In half an afternoon, from the elegant poolside of the Oriental Hotel in Bangkok, we were in what must be one of the most perfect small cultural destinations in the world. Just over a decade ago, like Babylon in Iraq, Siem Riep in Cambodia was a war-torn place, wracked by fear and distrust. It was held by the Khmer Rouge, its people subjected to their Talibanesque style of murder and oppression. Yet towering over and underwriting its brutal history is Angkor Wat, the biggest religious monument in the world, built in the 12th Century by Suryavarman 11, ruler of the sprawling Khmer empire. Near-by are other temples, both Hindu and Buddhist, huge tranquil faces carved into sandstones, raging battle scenes along the walls, daily life of fishing, cockfighting and cooking, tree roots wrapped around pockmarked monuments that rise out of the jungle, reflected in moated waters with shadows thrown onto the deep green grass You pass Angkor Wat on the way into town from the airport. Whatever your destination, an air conditioned taxi costs US$5 and hotels are plentiful. For the first night we stayed at the Angkor Village Resort, a lush, quiet slightly out of town little hotel, where we got a taste of what Cambodia has achieved since the war ended – and of its innocence.
“How old is Angkor Wat?” I asked the receptionist.
She was tall, probably in her mid-thirties, dressed in a yellow patterned sarong and exquisitely oriental, “When I was born, it was already there,” she said, pausing and thinking more. “And when my father was born, it was built, too. And my grandfather. So it must be very old.”

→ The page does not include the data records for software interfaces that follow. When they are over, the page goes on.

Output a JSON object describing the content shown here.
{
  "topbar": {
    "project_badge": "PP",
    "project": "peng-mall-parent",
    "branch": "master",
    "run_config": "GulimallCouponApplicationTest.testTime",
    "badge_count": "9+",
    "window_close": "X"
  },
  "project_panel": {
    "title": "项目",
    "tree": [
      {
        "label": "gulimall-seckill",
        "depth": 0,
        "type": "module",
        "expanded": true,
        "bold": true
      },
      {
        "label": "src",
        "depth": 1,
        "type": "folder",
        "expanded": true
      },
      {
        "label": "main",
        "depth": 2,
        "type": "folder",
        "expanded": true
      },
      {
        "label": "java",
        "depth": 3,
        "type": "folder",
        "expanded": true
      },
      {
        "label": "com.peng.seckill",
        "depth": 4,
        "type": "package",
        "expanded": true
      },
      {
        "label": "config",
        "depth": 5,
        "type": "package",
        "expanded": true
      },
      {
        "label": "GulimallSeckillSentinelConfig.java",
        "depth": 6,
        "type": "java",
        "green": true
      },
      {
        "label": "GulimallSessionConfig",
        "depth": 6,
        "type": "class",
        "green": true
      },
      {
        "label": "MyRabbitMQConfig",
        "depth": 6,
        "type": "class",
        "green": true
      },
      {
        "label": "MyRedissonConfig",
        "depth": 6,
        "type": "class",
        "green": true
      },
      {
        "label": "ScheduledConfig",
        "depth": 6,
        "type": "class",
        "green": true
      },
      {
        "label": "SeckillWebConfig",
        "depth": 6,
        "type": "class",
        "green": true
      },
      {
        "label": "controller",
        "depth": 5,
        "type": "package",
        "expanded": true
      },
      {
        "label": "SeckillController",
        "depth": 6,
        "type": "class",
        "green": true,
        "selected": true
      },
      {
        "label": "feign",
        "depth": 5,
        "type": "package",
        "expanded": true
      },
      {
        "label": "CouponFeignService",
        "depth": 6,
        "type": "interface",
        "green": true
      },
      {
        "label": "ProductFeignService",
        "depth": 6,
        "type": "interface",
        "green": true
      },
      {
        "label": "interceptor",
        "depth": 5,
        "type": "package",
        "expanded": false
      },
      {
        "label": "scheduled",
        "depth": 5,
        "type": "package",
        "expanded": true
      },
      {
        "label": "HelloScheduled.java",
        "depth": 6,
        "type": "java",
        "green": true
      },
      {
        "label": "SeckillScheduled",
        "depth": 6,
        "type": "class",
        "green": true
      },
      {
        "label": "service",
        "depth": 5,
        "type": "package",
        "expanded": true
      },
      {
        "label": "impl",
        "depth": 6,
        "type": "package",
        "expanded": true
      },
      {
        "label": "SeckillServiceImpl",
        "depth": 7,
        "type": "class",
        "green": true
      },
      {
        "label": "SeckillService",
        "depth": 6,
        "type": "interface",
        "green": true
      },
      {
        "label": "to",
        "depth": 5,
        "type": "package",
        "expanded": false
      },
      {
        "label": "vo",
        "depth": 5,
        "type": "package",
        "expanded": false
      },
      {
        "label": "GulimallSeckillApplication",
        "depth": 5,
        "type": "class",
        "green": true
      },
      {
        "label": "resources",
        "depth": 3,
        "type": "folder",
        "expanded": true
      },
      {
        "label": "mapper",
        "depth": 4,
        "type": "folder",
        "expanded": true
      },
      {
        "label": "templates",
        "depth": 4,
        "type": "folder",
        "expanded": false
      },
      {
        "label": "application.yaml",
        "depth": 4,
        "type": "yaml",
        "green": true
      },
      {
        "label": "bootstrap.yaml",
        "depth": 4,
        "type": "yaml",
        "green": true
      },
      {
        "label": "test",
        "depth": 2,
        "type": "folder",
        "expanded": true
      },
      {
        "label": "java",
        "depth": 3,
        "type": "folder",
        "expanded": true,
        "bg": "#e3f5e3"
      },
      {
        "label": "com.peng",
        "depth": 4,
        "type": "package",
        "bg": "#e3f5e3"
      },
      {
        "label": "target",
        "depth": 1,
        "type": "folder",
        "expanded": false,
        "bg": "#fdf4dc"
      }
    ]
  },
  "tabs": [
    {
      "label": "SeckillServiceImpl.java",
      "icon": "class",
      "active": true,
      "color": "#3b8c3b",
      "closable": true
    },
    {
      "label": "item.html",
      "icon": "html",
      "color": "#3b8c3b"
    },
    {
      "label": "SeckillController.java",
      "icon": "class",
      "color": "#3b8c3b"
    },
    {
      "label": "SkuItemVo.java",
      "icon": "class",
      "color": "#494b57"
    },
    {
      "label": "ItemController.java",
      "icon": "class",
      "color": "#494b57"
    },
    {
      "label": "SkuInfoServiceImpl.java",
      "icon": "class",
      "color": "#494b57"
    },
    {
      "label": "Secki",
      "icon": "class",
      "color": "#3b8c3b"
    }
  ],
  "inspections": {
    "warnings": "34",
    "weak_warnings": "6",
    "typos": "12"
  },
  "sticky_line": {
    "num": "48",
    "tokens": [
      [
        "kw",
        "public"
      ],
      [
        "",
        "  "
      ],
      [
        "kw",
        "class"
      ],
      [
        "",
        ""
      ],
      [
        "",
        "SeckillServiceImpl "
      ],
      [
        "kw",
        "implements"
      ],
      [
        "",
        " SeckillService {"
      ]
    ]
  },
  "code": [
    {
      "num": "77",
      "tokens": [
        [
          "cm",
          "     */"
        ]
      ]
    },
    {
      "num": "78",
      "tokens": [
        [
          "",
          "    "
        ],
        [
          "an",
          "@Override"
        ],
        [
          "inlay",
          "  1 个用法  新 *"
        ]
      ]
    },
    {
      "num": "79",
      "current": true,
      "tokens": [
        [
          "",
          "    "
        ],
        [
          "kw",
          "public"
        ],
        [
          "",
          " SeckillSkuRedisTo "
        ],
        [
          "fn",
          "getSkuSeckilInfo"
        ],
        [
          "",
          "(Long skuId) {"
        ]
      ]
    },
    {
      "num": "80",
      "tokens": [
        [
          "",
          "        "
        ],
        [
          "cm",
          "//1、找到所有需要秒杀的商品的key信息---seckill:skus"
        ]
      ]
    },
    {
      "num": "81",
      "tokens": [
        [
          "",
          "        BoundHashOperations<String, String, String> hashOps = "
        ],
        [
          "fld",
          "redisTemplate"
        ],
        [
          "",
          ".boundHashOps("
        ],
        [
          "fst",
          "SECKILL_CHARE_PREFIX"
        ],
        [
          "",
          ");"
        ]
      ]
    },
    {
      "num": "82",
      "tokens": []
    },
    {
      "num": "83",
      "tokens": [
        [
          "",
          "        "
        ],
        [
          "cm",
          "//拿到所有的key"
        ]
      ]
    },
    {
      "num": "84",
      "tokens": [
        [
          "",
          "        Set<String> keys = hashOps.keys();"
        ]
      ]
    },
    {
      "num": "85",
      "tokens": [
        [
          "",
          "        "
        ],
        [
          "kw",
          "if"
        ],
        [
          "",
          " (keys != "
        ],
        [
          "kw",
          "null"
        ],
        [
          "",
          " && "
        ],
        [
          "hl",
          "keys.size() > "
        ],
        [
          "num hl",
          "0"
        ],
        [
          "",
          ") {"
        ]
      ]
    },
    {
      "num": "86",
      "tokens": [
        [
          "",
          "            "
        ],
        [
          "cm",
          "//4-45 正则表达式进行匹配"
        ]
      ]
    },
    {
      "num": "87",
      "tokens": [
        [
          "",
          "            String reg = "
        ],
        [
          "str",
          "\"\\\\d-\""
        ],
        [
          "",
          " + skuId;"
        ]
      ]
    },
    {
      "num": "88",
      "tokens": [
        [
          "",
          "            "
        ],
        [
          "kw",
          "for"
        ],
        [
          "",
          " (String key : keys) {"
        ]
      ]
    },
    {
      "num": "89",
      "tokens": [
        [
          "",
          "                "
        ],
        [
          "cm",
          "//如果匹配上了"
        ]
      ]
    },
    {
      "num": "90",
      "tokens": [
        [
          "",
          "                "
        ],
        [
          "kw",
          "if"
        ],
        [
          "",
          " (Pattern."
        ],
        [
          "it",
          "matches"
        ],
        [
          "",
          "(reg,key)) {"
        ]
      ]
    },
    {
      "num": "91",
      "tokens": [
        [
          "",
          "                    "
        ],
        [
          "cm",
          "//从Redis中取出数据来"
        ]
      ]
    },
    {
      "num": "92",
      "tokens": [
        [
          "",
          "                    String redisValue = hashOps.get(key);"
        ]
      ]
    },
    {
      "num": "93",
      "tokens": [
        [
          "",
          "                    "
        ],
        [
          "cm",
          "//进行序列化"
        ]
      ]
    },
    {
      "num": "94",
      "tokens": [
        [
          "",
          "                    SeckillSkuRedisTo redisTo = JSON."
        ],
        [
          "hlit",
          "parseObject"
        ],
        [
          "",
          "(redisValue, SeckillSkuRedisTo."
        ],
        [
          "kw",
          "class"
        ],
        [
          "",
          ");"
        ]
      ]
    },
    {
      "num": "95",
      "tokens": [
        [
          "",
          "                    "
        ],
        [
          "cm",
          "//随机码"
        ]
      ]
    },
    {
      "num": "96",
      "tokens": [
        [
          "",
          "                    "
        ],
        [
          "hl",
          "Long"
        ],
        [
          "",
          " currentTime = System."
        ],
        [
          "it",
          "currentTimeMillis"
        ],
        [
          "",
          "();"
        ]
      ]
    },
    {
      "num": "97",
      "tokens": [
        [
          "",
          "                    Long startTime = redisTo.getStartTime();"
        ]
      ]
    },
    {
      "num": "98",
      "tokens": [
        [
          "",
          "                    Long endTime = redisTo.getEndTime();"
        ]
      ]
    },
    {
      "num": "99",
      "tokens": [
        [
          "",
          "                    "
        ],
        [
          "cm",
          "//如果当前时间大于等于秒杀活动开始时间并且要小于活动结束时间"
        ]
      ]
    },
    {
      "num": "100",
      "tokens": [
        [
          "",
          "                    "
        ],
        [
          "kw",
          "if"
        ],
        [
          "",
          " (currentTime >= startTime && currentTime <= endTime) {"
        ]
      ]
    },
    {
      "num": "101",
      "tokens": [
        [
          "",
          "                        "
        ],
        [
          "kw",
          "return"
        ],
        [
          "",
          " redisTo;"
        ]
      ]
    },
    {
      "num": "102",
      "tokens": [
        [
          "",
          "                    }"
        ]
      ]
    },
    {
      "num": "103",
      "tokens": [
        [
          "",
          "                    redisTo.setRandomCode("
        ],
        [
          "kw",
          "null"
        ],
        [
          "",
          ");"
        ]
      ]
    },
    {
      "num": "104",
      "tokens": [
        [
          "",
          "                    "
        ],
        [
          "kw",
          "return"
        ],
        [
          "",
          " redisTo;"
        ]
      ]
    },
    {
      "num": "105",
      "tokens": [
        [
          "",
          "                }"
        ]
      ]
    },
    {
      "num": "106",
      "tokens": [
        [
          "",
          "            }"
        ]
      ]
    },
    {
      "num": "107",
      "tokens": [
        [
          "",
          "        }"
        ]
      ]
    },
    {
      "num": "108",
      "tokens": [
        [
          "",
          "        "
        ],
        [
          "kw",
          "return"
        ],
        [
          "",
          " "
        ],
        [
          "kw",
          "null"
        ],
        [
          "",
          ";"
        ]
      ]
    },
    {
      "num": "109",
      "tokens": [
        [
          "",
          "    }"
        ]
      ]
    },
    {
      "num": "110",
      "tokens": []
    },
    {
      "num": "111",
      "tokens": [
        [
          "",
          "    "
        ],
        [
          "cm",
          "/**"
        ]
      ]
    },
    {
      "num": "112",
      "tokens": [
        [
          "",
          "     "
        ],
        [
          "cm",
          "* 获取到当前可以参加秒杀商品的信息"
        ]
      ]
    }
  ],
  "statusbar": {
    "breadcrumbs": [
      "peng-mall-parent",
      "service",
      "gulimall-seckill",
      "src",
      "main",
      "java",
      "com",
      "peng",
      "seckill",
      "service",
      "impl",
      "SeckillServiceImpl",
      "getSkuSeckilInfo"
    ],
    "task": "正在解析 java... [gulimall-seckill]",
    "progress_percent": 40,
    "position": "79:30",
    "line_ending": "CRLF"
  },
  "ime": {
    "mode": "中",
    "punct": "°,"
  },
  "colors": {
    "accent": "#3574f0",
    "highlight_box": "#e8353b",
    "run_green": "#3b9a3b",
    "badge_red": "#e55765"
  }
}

For US$10 for the evening, we hired a tuk-tuk – a small, comfortable two seated carriage, pulled by Mr Souchea on a motorcycle. First stop was Viroth’s restaurant on Wat Po Street, which served the freshest vegetable soup I have tasted for decades. Imagine the gritty salt water loveliness of an oyster, transferred to the soup.
The next night I tried it again at another restaurant and it was equally good. Dinner for two with wine at Viroth’s came out at £15, then onto the Old Market Square which was jumping — bars, cafes, massage places, souvenir shops, and fascinating book stores. The plan was to have a coffee, but the atmosphere was so compelling that we shopped, walked and absorbed. I was in awe that these people could have recovered from war to create a friendly, chip-free, unthreatening place. Sure, it’s for tourists. But it’s underwritten by them.

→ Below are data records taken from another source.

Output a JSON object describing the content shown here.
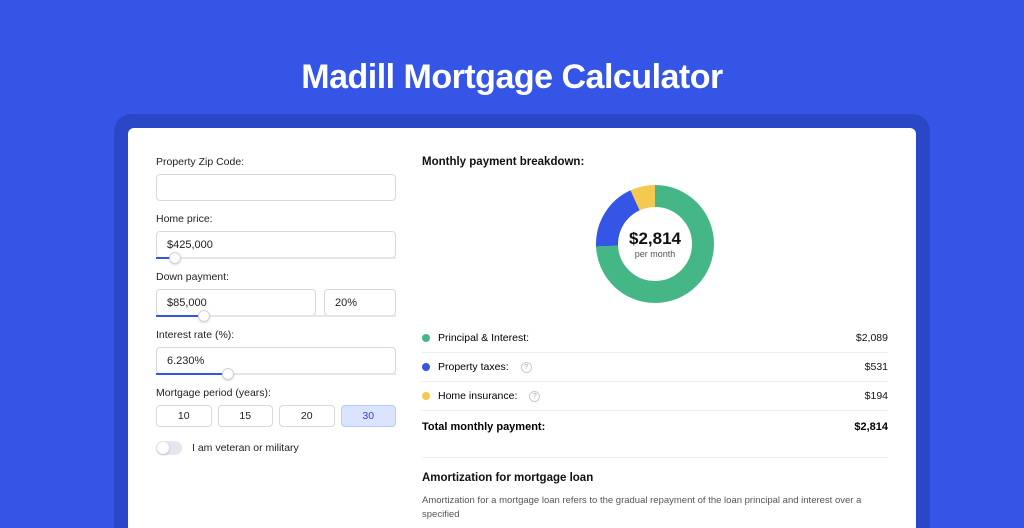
{
  "page": {
    "title": "Madill Mortgage Calculator"
  },
  "form": {
    "zip": {
      "label": "Property Zip Code:",
      "value": ""
    },
    "home_price": {
      "label": "Home price:",
      "value": "$425,000",
      "slider_pct": 8
    },
    "down_payment": {
      "label": "Down payment:",
      "amount": "$85,000",
      "pct": "20%",
      "slider_pct": 20
    },
    "interest_rate": {
      "label": "Interest rate (%):",
      "value": "6.230%",
      "slider_pct": 30
    },
    "period": {
      "label": "Mortgage period (years):",
      "options": [
        "10",
        "15",
        "20",
        "30"
      ],
      "selected": "30"
    },
    "veteran": {
      "label": "I am veteran or military",
      "checked": false
    }
  },
  "breakdown": {
    "title": "Monthly payment breakdown:",
    "center_amount": "$2,814",
    "center_sub": "per month",
    "items": [
      {
        "label": "Principal & Interest:",
        "value": "$2,089",
        "color": "green"
      },
      {
        "label": "Property taxes:",
        "value": "$531",
        "color": "blue",
        "info": true
      },
      {
        "label": "Home insurance:",
        "value": "$194",
        "color": "yellow",
        "info": true
      }
    ],
    "total_label": "Total monthly payment:",
    "total_value": "$2,814"
  },
  "chart_data": {
    "type": "pie",
    "title": "Monthly payment breakdown",
    "series": [
      {
        "name": "Principal & Interest",
        "value": 2089,
        "color": "#45b787"
      },
      {
        "name": "Property taxes",
        "value": 531,
        "color": "#3555e6"
      },
      {
        "name": "Home insurance",
        "value": 194,
        "color": "#f4c94f"
      }
    ],
    "total": 2814,
    "donut_inner_pct": 65
  },
  "amortization": {
    "title": "Amortization for mortgage loan",
    "text": "Amortization for a mortgage loan refers to the gradual repayment of the loan principal and interest over a specified"
  }
}
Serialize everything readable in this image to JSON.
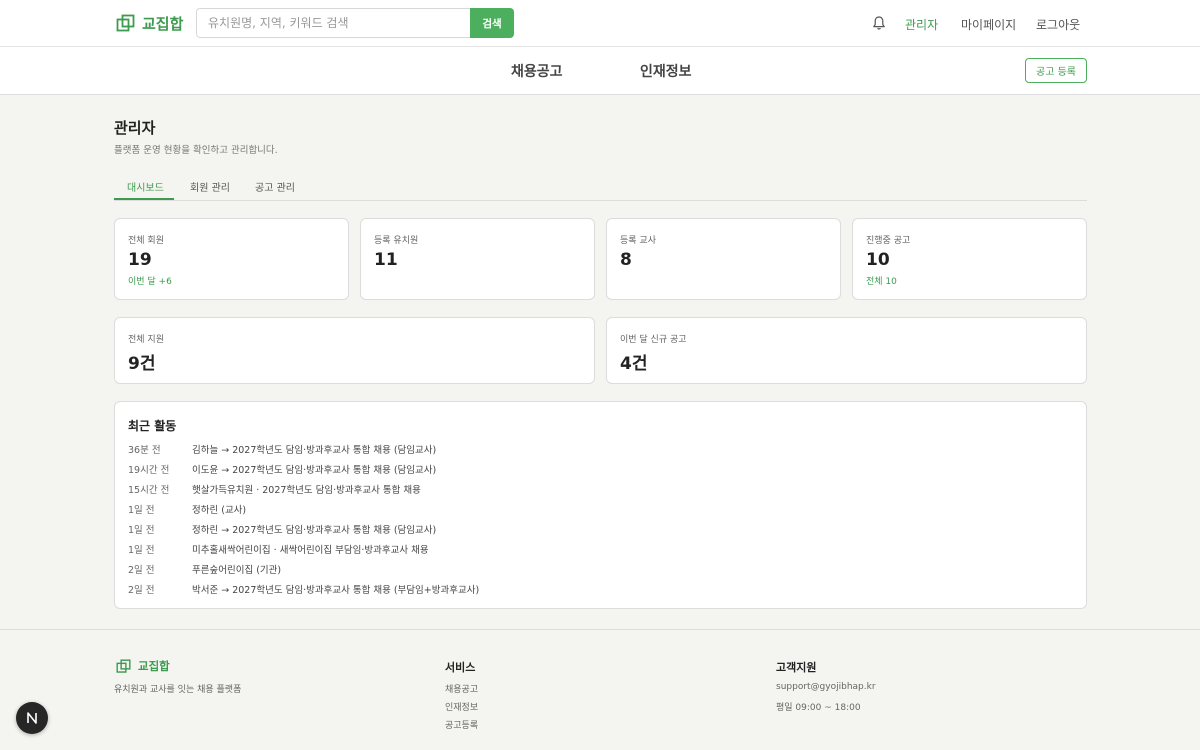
{
  "brand": {
    "name": "교집합",
    "color": "#3d9b4f",
    "icon": "overlap-squares-icon"
  },
  "search": {
    "placeholder": "유치원명, 지역, 키워드 검색",
    "button_label": "검색"
  },
  "header": {
    "bell_icon": "bell-icon",
    "nav": [
      {
        "label": "관리자",
        "active": true
      },
      {
        "label": "마이페이지",
        "active": false
      },
      {
        "label": "로그아웃",
        "active": false
      }
    ]
  },
  "subnav": {
    "items": [
      {
        "label": "채용공고"
      },
      {
        "label": "인재정보"
      }
    ],
    "post_button": "공고 등록"
  },
  "page": {
    "title": "관리자",
    "subtitle": "플랫폼 운영 현황을 확인하고 관리합니다."
  },
  "tabs": [
    {
      "label": "대시보드",
      "active": true
    },
    {
      "label": "회원 관리",
      "active": false
    },
    {
      "label": "공고 관리",
      "active": false
    }
  ],
  "stats": [
    {
      "label": "전체 회원",
      "value": "19",
      "delta": "이번 달 +6"
    },
    {
      "label": "등록 유치원",
      "value": "11",
      "delta": ""
    },
    {
      "label": "등록 교사",
      "value": "8",
      "delta": ""
    },
    {
      "label": "진행중 공고",
      "value": "10",
      "delta": "전체 10"
    }
  ],
  "stats_wide": [
    {
      "label": "전체 지원",
      "value": "9건"
    },
    {
      "label": "이번 달 신규 공고",
      "value": "4건"
    }
  ],
  "activity": {
    "title": "최근 활동",
    "items": [
      {
        "time": "36분 전",
        "text": "김하늘 → 2027학년도 담임·방과후교사 통합 채용 (담임교사)"
      },
      {
        "time": "19시간 전",
        "text": "이도윤 → 2027학년도 담임·방과후교사 통합 채용 (담임교사)"
      },
      {
        "time": "15시간 전",
        "text": "햇살가득유치원 · 2027학년도 담임·방과후교사 통합 채용"
      },
      {
        "time": "1일 전",
        "text": "정하린 (교사)"
      },
      {
        "time": "1일 전",
        "text": "정하린 → 2027학년도 담임·방과후교사 통합 채용 (담임교사)"
      },
      {
        "time": "1일 전",
        "text": "미추홀새싹어린이집 · 새싹어린이집 부담임·방과후교사 채용"
      },
      {
        "time": "2일 전",
        "text": "푸른숲어린이집 (기관)"
      },
      {
        "time": "2일 전",
        "text": "박서준 → 2027학년도 담임·방과후교사 통합 채용 (부담임+방과후교사)"
      }
    ]
  },
  "footer": {
    "brand": "교집합",
    "tagline": "유치원과 교사를 잇는 채용 플랫폼",
    "service_title": "서비스",
    "service_links": [
      "채용공고",
      "인재정보",
      "공고등록"
    ],
    "support_title": "고객지원",
    "support_email": "support@gyojibhap.kr",
    "support_hours": "평일 09:00 ~ 18:00"
  },
  "dev_badge": {
    "label": "N"
  }
}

The only way to see Angkor Wat and the other temples is with a guide and an air-conditioned car, costing US$30 each for the day. We managed only three in the day, Angkor Thom, The Bayon and Angkor Wat.
About half an hour into Angkor Wat I realised I was looking at a 12th Century version of a horror movie — Hannibal Lecter meets Kill Bill meets The Killing Fields. Our guide was showing us carving after carving of unspeakable human cruelty such as men nailed to boards and women having their bellies and wombs ripped out. There is no redemptive ending, no higher moral force, no white picket fences, no Great Cambodian Dream that everyone is striving for. It was a raw lesson on how to hold and exercise power enveloped in the mask of religion.
The great imagination of the creators of Angkor Wat was not on a higher goal but how to exact pain and suffering on humankind. Perhaps that is why the Khmer empire that once stretched through to Thailand, Burma and Vietnam fell apart and Cambodian people are now among the poorest in the world.
Having just come from Iraq, I found it fascinating, particularly when we came to section that remained peppered with bullet and shrapnel damage from fighting with the Khmer Rouge. Standing in Angkor Wat was like being in a cycle of history, where Cambodia was once again moving from a brutal era to one of prosperity. We didn’t have a hotel booking for the second night, but dropped unannounced into the Sofitel, a sprawling resort set in tropical gardens, where for US$200 they gave us a suite overlooking a lake.
Near-by is the National Museum. Through collections of Khmer artifacts it tells the story of ancient Cambodia, the meeting axis between Hindu India and Buddhist China, and the room of 1,000 Buddha images hits you with the ‘wow’ factor as soon as you step inside.
A class of school children, in neat blue and white uniforms, was there, enthralled in their own country’s history, lucky to have been born a few years later than my hotel receptionist whose education had been stolen by war. I wondered if, may-be ten years from now, there might be a museum, cafes and tourists thronging Hilla in Iraq, home of the Hanging Gardens of Babylon, one of the original wonders of the world, built in the Sixth Century by Nebuchnezzar.
Or may-be not. Who knows? What does a country need to recover from war? Some do. Some don’t.